In 1941, five years after DuPont introduced polyester resin, the first modern composite boat was built. Composite building methods became standard on an ever-larger scale through the 1960s. Certain basic materials, such glass fibers and resins constituted technology that boatbuilders are now experts in. Fabricators today use composites on everything from ferries and boats to submarines and naval vessels.


Properties and Benefits

  • Durability in extreme environments
  • Corrosion resistance
  • Bonds well with other materials
  • Lightweight
  • Faster construction times
  • Low maintenance
  • Flexible in terms of color, shape and texture
  • Ability to be made fire-resistant
  • High strength-to-weight and stiffness-to-weight ratios
  • Low thermal conductivity
  • Low electrical conductivity
  • Long lifespans

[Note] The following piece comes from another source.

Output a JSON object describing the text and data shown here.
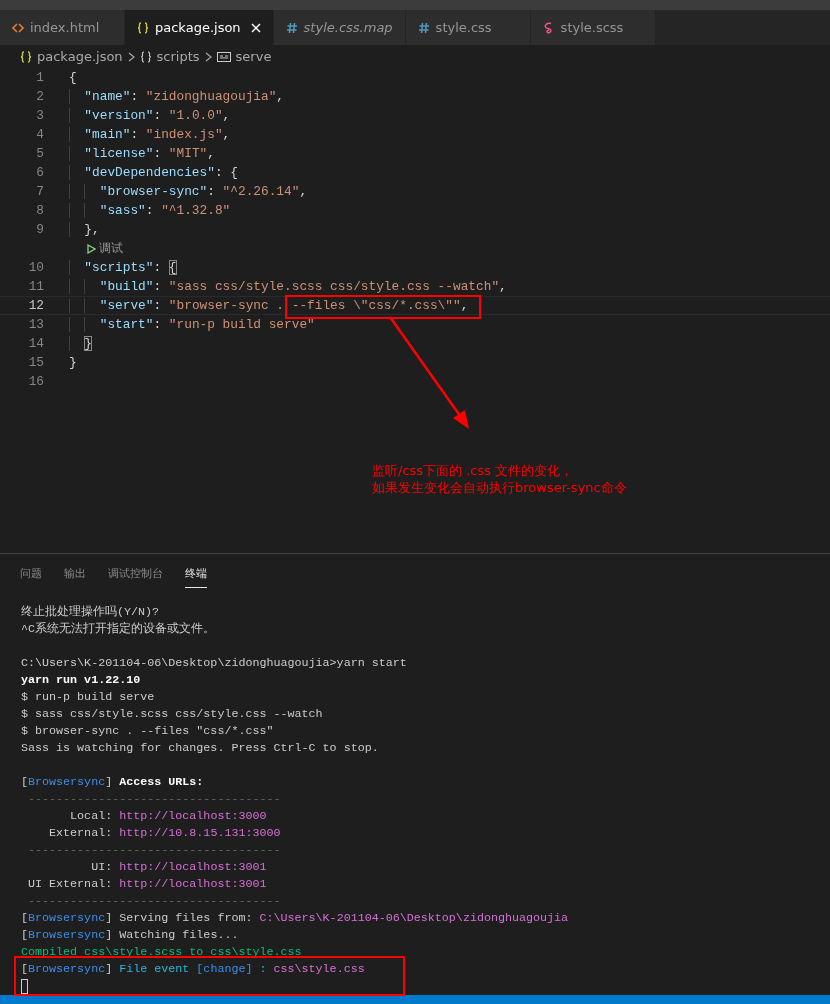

  • Hulls
  • Decks
  • Railings

  • Radar domes
  • Hatches

  • Rudders
  • Fittings

Case Studies

Boston Whaler Outrage 420

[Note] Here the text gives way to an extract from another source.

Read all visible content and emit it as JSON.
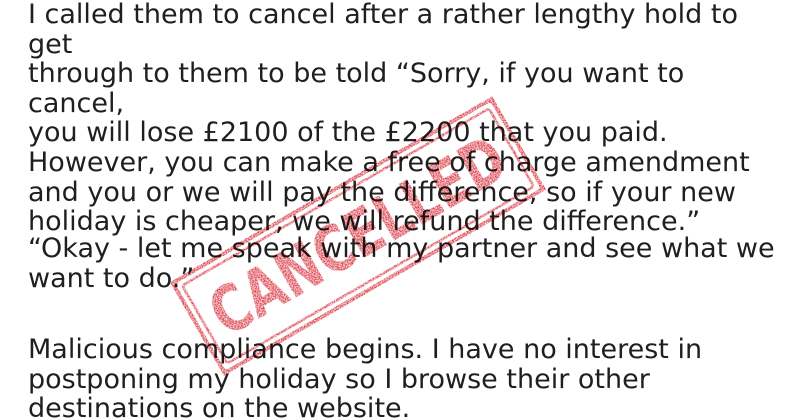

Boston Whaler wanted to expand its line of fishing and pleasure boats to include the Outrage 420. The company found a solution in the manufacturing process for large composite blades used in wind turbines.

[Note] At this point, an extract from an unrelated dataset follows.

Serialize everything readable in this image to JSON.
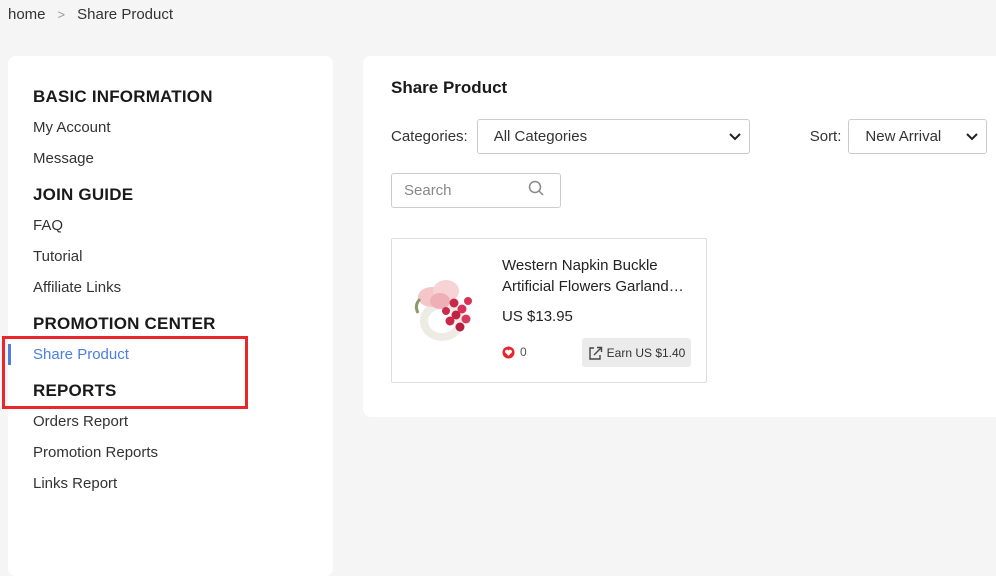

Gold Coast Yachts B53 Catamaran

When a sailing couple in Seattle wanted a sleek new catamaran, Gold Coast Yachts opted for CFRP to create the strong yet lightweight craft. The new B53 catamaran, a 53-foot, high-performance yacht, is made entirely of carbon fiber reinforced polymer. Learn More

Lexus Sports Yacht Concept

In early 2017, Lexus launched its new 42-foot Sport Yacht Concept. The design of the Sport Yacht concept seamlessly bonds the hand-laid woven carbon fiber composites upper deck and outer around the yacht’s inner structure.